If routing is given as input, we present two schedules one of which has active period proportional to the traffic load per network element, and the other proportional to the maximum load over all elements. The end-to-end delay of the latter is much improved compared to the delay for the former. This demonstrates the trade-off between energy and delay.
Who is Dr. Antonio Fernández Anta?
Antonio Fernández Anta is a Senior Researcher at Institute IMDEA Networks since the fall of 2010. Previously he was a Full Professor at the Universidad Rey Juan Carlos in Madrid, where he has been on the Faculty since 1998. He was before on the Faculty of the Universidad Politécnica de Madrid. He has been a postdoc at the Massachusetts Institute of Technology from 1995 to 1997.
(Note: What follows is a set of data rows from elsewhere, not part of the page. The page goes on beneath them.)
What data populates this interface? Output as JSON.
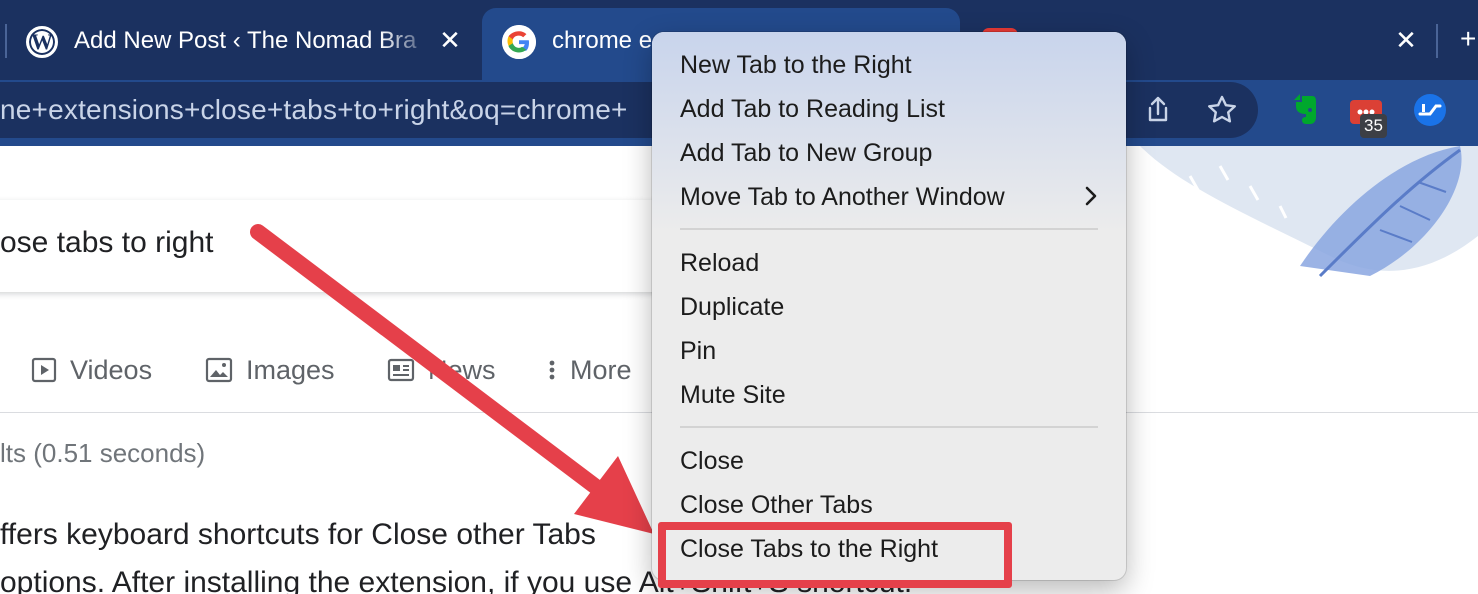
{
  "tabs": [
    {
      "title": "Add New Post ‹ The Nomad Bra",
      "icon": "wordpress-icon",
      "active": false
    },
    {
      "title": "chrome e",
      "icon": "google-icon",
      "active": true
    },
    {
      "title": "",
      "icon": "youtube-icon",
      "active": false
    }
  ],
  "toolbar": {
    "url_text": "ne+extensions+close+tabs+to+right&oq=chrome+",
    "extension_badge": "35"
  },
  "page": {
    "search_query": "ose tabs to right",
    "search_tabs": [
      {
        "label": "Videos",
        "icon": "video-icon"
      },
      {
        "label": "Images",
        "icon": "image-icon"
      },
      {
        "label": "News",
        "icon": "news-icon"
      },
      {
        "label": "More",
        "icon": "more-vertical-icon"
      }
    ],
    "result_stats": "lts (0.51 seconds)",
    "snippet_line_1": "ffers keyboard shortcuts for Close other Tabs",
    "snippet_line_2": "options. After installing the extension, if you use Alt+Shift+S shortcut."
  },
  "context_menu": {
    "groups": [
      [
        "New Tab to the Right",
        "Add Tab to Reading List",
        "Add Tab to New Group",
        "Move Tab to Another Window"
      ],
      [
        "Reload",
        "Duplicate",
        "Pin",
        "Mute Site"
      ],
      [
        "Close",
        "Close Other Tabs",
        "Close Tabs to the Right"
      ]
    ],
    "highlighted_item": "Close Tabs to the Right"
  },
  "colors": {
    "tab_strip": "#1b3160",
    "toolbar": "#234a8c",
    "highlight": "#e5404a",
    "arrow": "#e5404a"
  }
}
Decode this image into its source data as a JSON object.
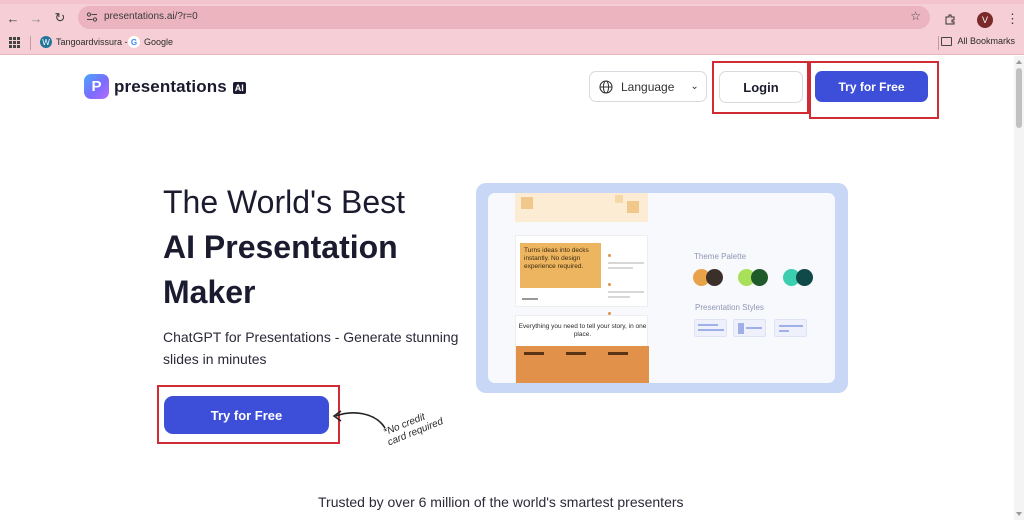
{
  "browser": {
    "url": "presentations.ai/?r=0",
    "avatar_letter": "V",
    "bookmarks": [
      {
        "label": "Tangoardvissura -",
        "icon": "wordpress-icon"
      },
      {
        "label": "Google",
        "icon": "google-icon"
      }
    ],
    "all_bookmarks": "All Bookmarks"
  },
  "header": {
    "logo_text": "presentations",
    "logo_suffix": "AI",
    "language_label": "Language",
    "login_label": "Login",
    "try_label": "Try for Free"
  },
  "hero": {
    "title_line1": "The World's Best",
    "title_line2": "AI Presentation",
    "title_line3": "Maker",
    "subtitle": "ChatGPT for Presentations - Generate stunning slides in minutes",
    "cta_label": "Try for Free",
    "no_credit_line1": "*No credit",
    "no_credit_line2": "card required"
  },
  "preview": {
    "slide2_text": "Turns ideas into decks instantly. No design experience required.",
    "slide3_text": "Everything you need to tell your story, in one place.",
    "palette_title": "Theme Palette",
    "styles_title": "Presentation Styles",
    "palette_colors": [
      "#e8a24a",
      "#3b2f2a",
      "#a9e05a",
      "#1f5a2a",
      "#3bcfb0",
      "#0f4a48"
    ]
  },
  "footer": {
    "trusted": "Trusted by over 6 million of the world's smartest presenters"
  },
  "colors": {
    "accent": "#3d4fd9",
    "highlight": "#d12b36",
    "chrome": "#f6cfd6"
  }
}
Antonio has more that 15 years of research experience, with a steady productivity of more than 5 papers per year on average. He has published in top conferences and journals like INFOCOM, STOC, FOCS, PODC, DISC, Journal of the ACM, SIAM Journal on Computing, or IEEE Transactions on Computers. He is member of the Steering Committee of DISC and has served in the TPC of numerous conferences and workshops. At the URJC he founded the LADyR research group (www.ladyr.es) and the ACM Student Chapter (as Faculty Sponsor). He also founded the regional computing programming contest CUPCAM (www.cupcam.es). He is a senior member of the IEEE since 2002 and of the ACM since 2007.
Antonio received his M.Sc. and Ph.D. degrees in Computer Science from the University of Louisiana in 1992 and 1994, respectively. His PhD thesis studied the Cartesian product of graphs as a mean to construct efficient interconnection networks for multiprocessors. He completed his undergraduates studies (Licenciado and Diplomado en Informática) at the Universidad Politécnica de Madrid, Spain, in 1988 and 1991 respectively, having received awards at the university and national level for his academic performance.
The conference will be conducted in English